By Brian Keogh
Special to ARMCHAIR GOLF
Brian Keogh is a golf correspondent for The Irish Sun and a contributor to The Irish Times, Golf Digest Ireland and other golf publications. The following excerpt from Brian’s Irish Golf Desk is used with permission.
Like all golfers, the blessed trinity waiting for that time when the stars align, the swing flows effortlessly and the score happens almost by accident. Whether they will get that special delivery this week is anyone’s guess, but all three could do with a dollop of confidence before next week’s US Open test.
Professional sportsmen rarely perform at the very highest level every time they step out into the arena, especially in golf. Some, like McIlroy, have more inspired days that others but the rest of the time it’s a question of achieving an average level of performance that is well above the scope of the journeyman professional.
The tour grind, while well rewarded, is a game of snakes and ladders. For the elite player, it’s a dangerous high wire act. The higher the peaks, the deeper the troughs appear to be. The greater the highs, the tougher the lows are to take.
Watching the dynamic between the three at TPC Southwind will be fascinating.
McDowell, the man in the middle age wise, will talk a confident game before the start, as he always does. It’s a twitchy confidence though, and the mood can swing wildly from utter frustration one day to boundless positivity the next.
McIlroy may well look back on the spring of 2012 with a wry smile and wonder what he got so worked up about. He appears to have outfoxed himself in the early part of the season. Playing so well for so long, he thought he could maintain by playing less and then hit the turbo button as the major season rolled around.
As for Harrington, the Dubliner’s form continues to perplex. If McIlroy has missed his last three cuts, Harrington has missed two of the last three since contending on the final day of the Masters. He says he’s discovered what many have thought was blindingly obvious for months, that he’s been decelerating on his putts.
Hurtling out of the world top 100 at 96th, Harrington badly needs a win. But his form in Memphis has never been great.
He might be a desperate case but he’s far from a lost cause. St Jude can carry on with more important business for now.

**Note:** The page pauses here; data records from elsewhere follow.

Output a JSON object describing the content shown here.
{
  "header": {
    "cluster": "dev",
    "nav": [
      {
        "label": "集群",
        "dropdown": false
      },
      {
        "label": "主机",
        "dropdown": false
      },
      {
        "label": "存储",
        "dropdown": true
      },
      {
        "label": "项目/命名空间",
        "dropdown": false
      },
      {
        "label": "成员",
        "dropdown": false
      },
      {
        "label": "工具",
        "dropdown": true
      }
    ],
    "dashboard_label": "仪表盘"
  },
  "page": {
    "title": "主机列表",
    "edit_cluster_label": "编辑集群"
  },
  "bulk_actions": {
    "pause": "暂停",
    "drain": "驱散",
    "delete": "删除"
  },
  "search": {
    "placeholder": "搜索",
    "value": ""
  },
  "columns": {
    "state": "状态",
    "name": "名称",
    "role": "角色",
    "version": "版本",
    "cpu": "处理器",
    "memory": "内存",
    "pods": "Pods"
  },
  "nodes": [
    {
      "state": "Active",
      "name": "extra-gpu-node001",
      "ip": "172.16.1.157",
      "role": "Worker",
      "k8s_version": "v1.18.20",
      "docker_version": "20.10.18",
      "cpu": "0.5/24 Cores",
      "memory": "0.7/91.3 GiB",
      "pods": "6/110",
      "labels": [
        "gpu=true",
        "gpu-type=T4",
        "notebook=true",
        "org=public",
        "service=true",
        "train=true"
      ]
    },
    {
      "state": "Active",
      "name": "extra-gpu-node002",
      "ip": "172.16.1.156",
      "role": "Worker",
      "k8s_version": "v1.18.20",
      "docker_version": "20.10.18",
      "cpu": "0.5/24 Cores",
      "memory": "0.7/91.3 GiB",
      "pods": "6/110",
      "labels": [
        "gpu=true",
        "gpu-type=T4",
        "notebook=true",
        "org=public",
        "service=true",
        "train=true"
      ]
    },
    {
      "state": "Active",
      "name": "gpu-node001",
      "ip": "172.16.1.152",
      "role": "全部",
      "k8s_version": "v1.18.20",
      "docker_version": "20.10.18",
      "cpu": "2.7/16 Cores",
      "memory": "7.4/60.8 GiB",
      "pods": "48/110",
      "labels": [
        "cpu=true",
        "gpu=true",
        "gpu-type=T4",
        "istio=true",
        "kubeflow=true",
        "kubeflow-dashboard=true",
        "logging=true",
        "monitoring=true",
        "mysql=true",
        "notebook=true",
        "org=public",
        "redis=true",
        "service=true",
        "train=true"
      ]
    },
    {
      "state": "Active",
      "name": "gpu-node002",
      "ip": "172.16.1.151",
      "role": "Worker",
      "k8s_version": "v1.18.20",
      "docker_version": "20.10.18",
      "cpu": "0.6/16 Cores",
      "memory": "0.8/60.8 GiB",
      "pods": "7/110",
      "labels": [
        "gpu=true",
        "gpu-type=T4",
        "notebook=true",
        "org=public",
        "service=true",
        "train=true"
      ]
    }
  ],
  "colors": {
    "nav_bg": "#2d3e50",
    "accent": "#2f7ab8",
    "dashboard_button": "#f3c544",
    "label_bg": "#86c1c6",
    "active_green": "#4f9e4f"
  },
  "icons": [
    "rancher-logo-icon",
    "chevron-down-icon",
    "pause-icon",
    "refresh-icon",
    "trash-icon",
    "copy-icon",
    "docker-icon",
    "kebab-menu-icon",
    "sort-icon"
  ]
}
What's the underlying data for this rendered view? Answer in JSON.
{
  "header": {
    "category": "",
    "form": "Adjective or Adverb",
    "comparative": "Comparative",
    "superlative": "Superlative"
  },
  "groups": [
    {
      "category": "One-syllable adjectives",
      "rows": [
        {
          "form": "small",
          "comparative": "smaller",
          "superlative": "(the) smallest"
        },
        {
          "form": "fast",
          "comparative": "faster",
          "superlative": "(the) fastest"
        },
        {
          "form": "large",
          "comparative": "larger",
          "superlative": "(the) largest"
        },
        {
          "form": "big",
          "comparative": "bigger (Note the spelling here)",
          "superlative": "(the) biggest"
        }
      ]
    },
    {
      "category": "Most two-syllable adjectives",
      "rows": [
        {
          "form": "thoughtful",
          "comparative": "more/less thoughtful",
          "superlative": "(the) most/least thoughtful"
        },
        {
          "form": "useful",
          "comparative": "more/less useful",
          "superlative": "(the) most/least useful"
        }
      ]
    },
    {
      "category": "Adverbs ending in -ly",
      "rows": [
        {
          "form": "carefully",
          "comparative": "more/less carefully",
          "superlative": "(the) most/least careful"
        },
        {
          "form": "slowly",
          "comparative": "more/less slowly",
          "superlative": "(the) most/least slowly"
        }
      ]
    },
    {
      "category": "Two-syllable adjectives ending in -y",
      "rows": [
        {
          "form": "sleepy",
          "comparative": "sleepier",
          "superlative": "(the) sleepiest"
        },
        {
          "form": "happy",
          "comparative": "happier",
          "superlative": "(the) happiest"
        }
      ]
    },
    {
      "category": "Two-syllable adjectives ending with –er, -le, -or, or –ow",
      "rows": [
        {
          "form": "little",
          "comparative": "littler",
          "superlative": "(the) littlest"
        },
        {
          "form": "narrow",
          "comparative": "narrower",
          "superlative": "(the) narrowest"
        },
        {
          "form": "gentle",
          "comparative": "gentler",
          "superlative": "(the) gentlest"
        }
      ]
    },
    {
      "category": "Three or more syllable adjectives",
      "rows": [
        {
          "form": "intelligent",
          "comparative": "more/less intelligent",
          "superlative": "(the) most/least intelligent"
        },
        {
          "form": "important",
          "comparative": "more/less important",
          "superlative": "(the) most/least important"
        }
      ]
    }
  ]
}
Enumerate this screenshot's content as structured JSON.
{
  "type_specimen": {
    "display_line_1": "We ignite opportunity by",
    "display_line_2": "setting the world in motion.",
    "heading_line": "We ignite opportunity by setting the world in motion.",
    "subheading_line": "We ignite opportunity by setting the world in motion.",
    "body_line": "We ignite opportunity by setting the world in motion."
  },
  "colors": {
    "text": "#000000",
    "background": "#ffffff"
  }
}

Brian Keogh covers golf for The Irish Sun and contributes to a variety of golf publications. Pay him a visit at Irish Golf Desk.